● Task requirements: Your result will be the set of lines with "Virginia", copied from the material below.

● Records shown:
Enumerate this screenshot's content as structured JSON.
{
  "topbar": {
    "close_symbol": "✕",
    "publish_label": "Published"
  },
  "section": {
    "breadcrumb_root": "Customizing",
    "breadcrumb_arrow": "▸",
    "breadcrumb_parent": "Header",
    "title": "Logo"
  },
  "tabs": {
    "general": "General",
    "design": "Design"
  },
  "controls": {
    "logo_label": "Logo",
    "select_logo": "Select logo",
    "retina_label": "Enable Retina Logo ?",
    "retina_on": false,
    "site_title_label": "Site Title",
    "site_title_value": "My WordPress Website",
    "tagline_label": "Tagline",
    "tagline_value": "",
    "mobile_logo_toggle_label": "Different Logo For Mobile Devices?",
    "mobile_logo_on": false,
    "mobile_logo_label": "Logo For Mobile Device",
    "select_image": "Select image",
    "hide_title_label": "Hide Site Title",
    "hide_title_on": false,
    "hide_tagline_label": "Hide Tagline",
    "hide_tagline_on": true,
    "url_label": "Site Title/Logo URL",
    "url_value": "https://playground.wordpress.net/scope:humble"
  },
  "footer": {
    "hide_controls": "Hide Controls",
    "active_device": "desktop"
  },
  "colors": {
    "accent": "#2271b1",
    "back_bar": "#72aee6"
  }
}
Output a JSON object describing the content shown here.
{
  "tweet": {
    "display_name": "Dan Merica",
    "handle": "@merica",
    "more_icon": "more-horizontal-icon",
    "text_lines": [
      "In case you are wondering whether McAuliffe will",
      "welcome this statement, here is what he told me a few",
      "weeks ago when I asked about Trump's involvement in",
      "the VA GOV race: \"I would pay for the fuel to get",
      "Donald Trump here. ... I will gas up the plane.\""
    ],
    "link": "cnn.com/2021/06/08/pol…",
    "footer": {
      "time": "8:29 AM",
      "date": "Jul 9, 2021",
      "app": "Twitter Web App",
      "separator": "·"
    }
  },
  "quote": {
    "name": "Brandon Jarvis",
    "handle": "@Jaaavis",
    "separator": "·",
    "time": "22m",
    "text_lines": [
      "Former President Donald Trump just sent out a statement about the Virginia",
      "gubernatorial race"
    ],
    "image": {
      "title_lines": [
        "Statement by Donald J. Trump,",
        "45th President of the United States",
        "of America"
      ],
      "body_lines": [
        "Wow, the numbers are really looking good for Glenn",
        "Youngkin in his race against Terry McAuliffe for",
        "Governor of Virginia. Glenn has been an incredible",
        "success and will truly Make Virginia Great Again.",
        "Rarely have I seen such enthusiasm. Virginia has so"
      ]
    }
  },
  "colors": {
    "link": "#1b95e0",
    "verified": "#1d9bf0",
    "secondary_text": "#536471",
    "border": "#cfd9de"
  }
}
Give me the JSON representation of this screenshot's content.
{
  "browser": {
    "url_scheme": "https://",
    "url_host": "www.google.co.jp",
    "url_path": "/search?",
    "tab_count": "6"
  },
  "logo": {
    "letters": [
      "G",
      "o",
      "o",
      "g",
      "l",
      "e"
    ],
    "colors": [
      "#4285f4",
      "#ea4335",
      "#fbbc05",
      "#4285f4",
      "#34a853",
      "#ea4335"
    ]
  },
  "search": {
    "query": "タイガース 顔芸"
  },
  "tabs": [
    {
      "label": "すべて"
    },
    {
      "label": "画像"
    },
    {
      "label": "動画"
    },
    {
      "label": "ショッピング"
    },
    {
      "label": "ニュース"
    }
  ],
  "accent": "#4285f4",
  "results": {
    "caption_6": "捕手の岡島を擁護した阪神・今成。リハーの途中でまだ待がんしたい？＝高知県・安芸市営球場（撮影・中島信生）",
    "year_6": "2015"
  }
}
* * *
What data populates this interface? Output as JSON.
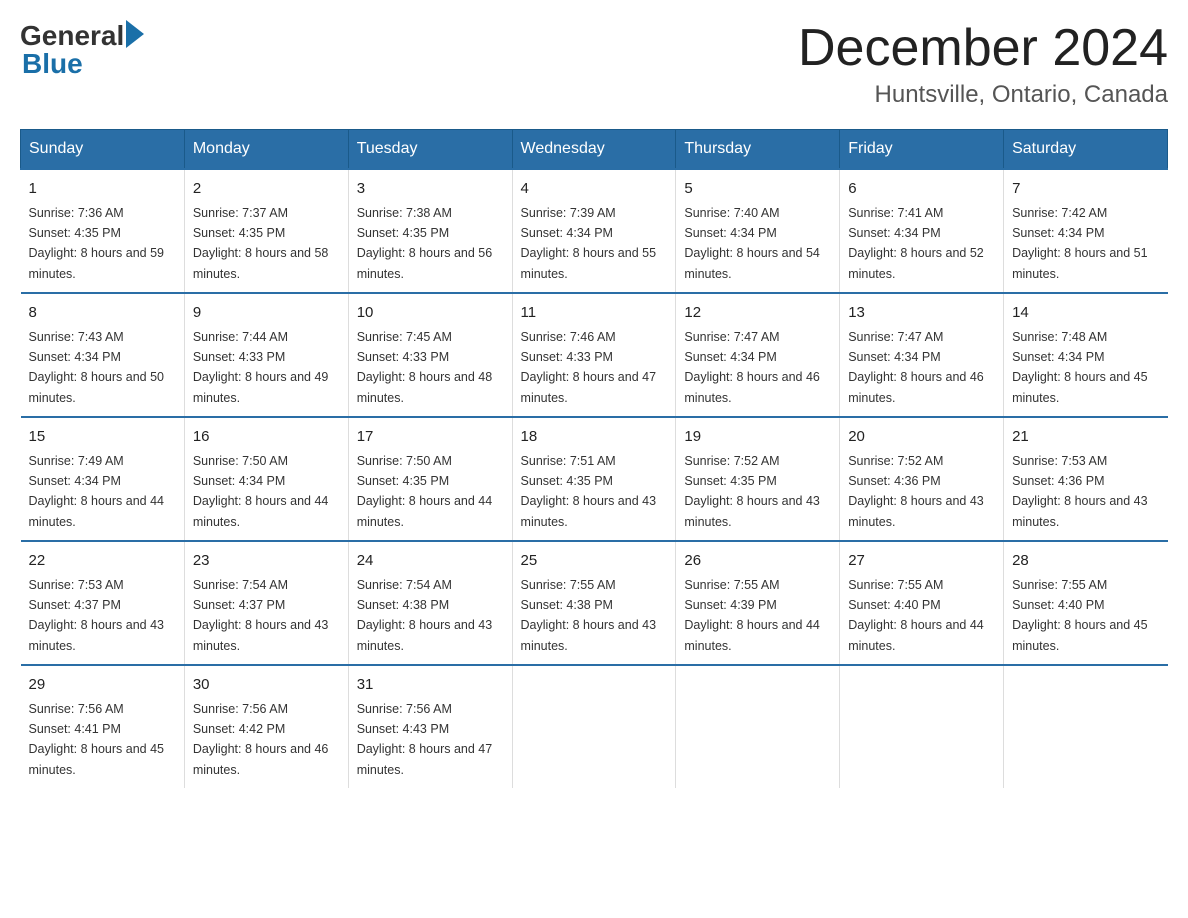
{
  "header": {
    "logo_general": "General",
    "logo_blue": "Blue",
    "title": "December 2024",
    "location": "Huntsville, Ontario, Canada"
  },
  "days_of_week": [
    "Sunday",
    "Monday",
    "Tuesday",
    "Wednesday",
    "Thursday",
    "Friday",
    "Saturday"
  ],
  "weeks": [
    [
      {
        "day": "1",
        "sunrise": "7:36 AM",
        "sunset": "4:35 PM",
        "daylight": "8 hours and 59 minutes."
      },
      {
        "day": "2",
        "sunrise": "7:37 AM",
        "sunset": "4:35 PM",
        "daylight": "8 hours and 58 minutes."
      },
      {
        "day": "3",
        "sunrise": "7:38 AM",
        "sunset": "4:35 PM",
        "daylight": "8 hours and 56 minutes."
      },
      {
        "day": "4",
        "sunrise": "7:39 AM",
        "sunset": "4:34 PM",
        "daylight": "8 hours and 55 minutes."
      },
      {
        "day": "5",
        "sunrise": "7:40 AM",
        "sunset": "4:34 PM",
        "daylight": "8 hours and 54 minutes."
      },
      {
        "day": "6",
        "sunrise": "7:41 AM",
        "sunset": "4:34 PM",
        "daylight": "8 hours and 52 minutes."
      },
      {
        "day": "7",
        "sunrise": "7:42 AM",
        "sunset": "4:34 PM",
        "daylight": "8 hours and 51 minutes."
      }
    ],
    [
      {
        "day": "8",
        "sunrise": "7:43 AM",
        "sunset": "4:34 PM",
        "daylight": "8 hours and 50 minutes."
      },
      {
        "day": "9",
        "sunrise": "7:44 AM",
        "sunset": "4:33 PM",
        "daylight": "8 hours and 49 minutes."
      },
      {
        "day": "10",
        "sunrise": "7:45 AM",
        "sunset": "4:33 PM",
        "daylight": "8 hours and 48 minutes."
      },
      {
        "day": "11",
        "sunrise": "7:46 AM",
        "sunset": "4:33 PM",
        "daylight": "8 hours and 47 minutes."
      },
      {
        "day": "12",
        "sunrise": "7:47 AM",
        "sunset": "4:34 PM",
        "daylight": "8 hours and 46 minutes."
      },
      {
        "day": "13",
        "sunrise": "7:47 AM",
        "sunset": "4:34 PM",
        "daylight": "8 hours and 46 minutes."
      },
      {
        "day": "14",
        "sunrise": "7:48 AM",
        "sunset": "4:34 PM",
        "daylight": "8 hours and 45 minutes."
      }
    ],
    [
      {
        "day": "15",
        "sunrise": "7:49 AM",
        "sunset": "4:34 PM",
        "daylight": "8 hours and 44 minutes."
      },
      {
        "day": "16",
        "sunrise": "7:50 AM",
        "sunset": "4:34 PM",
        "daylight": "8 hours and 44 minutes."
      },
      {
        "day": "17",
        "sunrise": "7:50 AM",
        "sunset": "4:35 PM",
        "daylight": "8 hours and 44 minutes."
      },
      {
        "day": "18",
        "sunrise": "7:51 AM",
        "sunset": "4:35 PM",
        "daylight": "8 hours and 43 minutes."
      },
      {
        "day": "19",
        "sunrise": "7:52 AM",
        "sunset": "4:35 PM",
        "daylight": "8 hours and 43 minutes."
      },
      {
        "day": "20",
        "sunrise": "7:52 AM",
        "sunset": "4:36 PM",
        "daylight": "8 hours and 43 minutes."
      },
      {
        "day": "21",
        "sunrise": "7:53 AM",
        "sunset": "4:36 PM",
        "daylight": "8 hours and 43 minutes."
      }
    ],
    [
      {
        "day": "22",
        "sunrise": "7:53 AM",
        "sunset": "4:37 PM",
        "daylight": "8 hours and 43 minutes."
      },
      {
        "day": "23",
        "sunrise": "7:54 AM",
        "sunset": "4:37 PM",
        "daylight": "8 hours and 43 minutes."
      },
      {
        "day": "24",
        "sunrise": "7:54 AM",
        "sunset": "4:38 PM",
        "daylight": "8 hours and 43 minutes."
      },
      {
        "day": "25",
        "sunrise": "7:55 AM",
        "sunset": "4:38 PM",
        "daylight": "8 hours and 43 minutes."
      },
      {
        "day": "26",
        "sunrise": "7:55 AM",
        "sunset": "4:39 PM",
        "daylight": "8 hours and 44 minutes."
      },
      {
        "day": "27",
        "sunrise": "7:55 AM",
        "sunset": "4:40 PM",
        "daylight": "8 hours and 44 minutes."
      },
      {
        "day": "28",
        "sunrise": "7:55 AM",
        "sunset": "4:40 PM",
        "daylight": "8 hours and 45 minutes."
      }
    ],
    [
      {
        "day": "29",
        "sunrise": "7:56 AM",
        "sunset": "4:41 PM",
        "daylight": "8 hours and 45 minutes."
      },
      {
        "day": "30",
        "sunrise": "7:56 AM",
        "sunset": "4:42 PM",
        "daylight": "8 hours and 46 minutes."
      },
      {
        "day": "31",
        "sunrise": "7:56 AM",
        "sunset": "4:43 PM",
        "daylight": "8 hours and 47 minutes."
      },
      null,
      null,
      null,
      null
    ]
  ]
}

● Task answer:
      "Former President Donald Trump just sent out a statement about the Virginia",
        "Governor of Virginia. Glenn has been an incredible",
        "success and will truly Make Virginia Great Again.",
        "Rarely have I seen such enthusiasm. Virginia has so"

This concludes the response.